I questioned whether I needed to say this, but because Erin mentioned that “qualifying” is subjective, I feel I should mention that in my view, the whole idea of “qualifying” for church leadership has been overblown, for men as well as women. Most of the hoops we make people jump through to qualify as leaders aren’t really founded in the Bible. Just look at some examples of early church leaders: they range from Paul (a learned Pharisee fluent in multiple languages) to Peter (an uneducated fisherman from Galilee) to Priscilla (an apostolic female house church leader whose educational background is unknown, but whom Paul honored with the term “co-laborer”). There were no seminaries, no Bible schools; and when leadership criteria are mentioned in the New Testament, the focus is actually more on character than level of education. My point is…from a Biblical standpoint, there are a lot more women already qualified to lead than we might realize; we are the ones who often make the qualifying standards more stringent than the Bible dictates. If you disagree with that idea, you have the right; but either way…whatever standard we are using to “qualify” someone for church leadership, not only should the standard apply across the board, but prior to that step, we should be trying to ensure that people of either gender have the same opportunities to meet that standard.

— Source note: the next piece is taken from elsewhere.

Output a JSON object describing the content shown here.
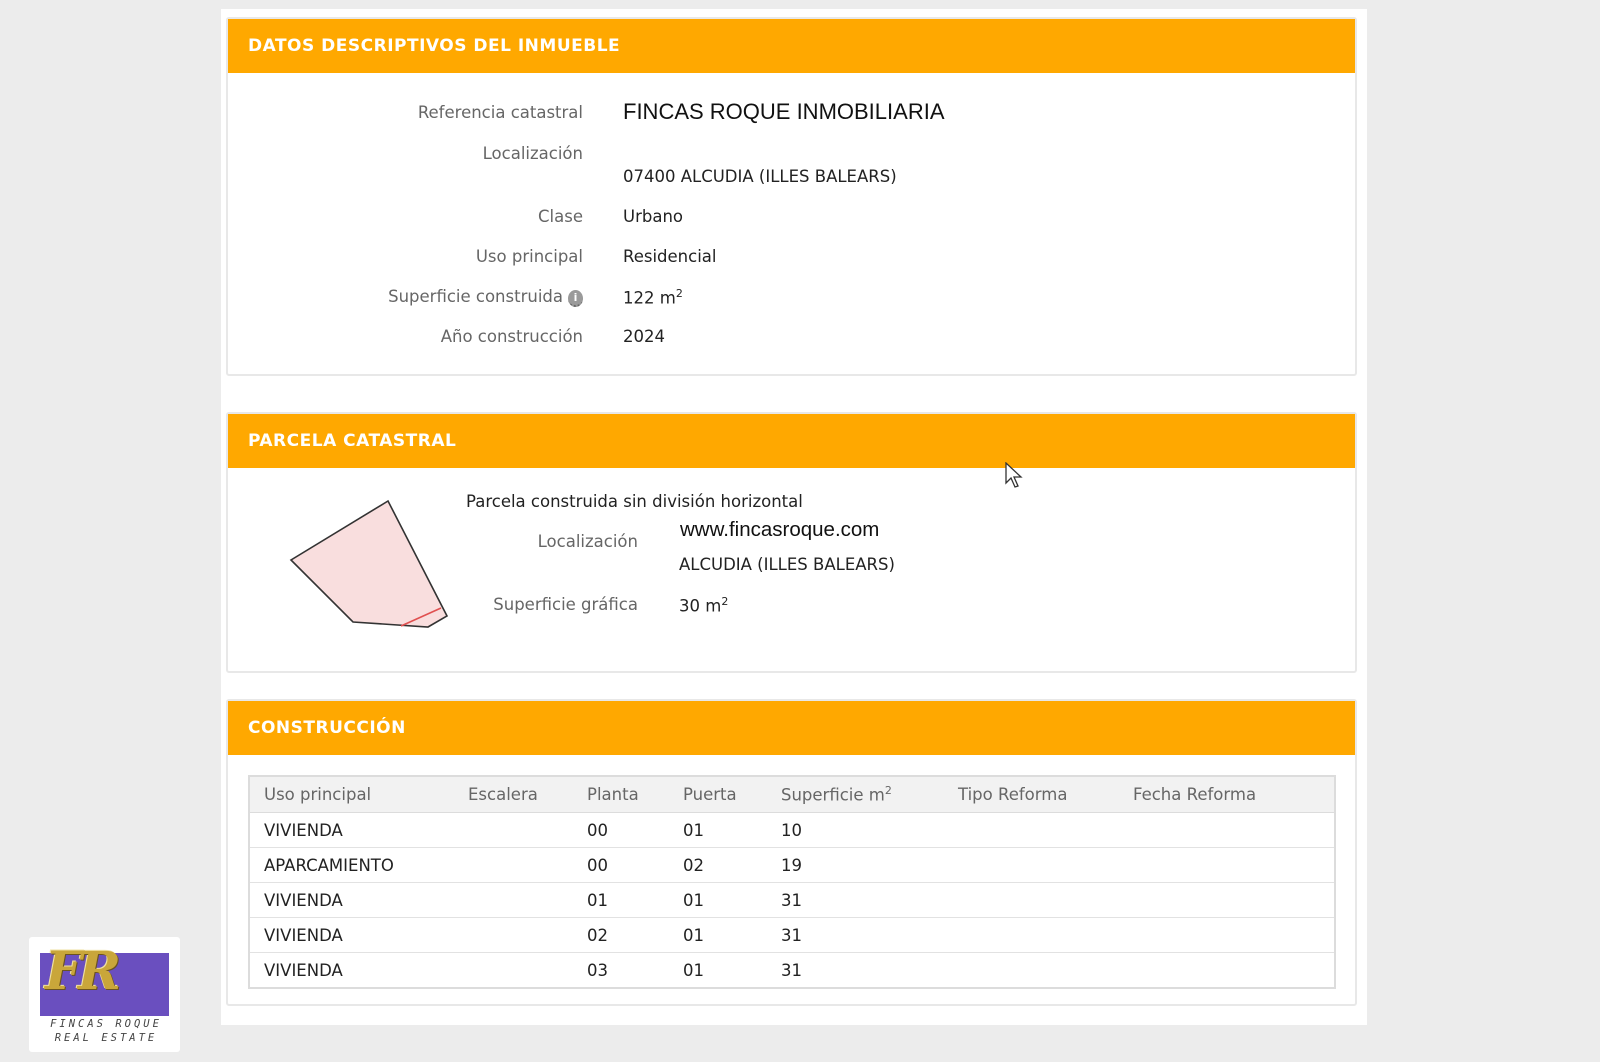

Having said all that…let’s look at this from yet another angle. Let’s look at the first question again: is the active inclusion of women in equal balance with men actually necessary for change to happen? Apart from all previous discussion about the “affirmative action” approach, or how many women are qualified…let’s approach this from the standpoint of who is asking the question, and why they might be asking, because I think it’s actually a bit telling.
If you think about it…for someone to say they don’t want to put women into leadership just to bow to pressure to appear non-sexist, it begs the question: why aren’t they already doing so regardless of what people think? In other words, although no one expects them to do it for the wrong reasons, it doesn’t change the fact that they aren’t doing it for the right reasons, either. To me, playing the “affirmative action” card in this case is little more than another deflection of the deeper issue. If they haven’t already naturally enabled women to serve in leadership, than even defending that stance by saying, “we don’t want to do it for the wrong reasons” reveals that there is still a heart change that needs to happen. Sorry if this offends anyone…but I think it still exposes a root of sexism, and a need for the heart of the man to be softened toward the woman.
So to answer the first question last…I don’t believe active inclusion of women has to happen for change to take place. I think it’s the other way around. Active inclusion of women is the sign that change has taken place–that we are changing the way we view women, the way we treat them, and the opportunities we afford them to qualify. It is the outward manifestation of the change in the heart. It is the effect of change–not the cause of it.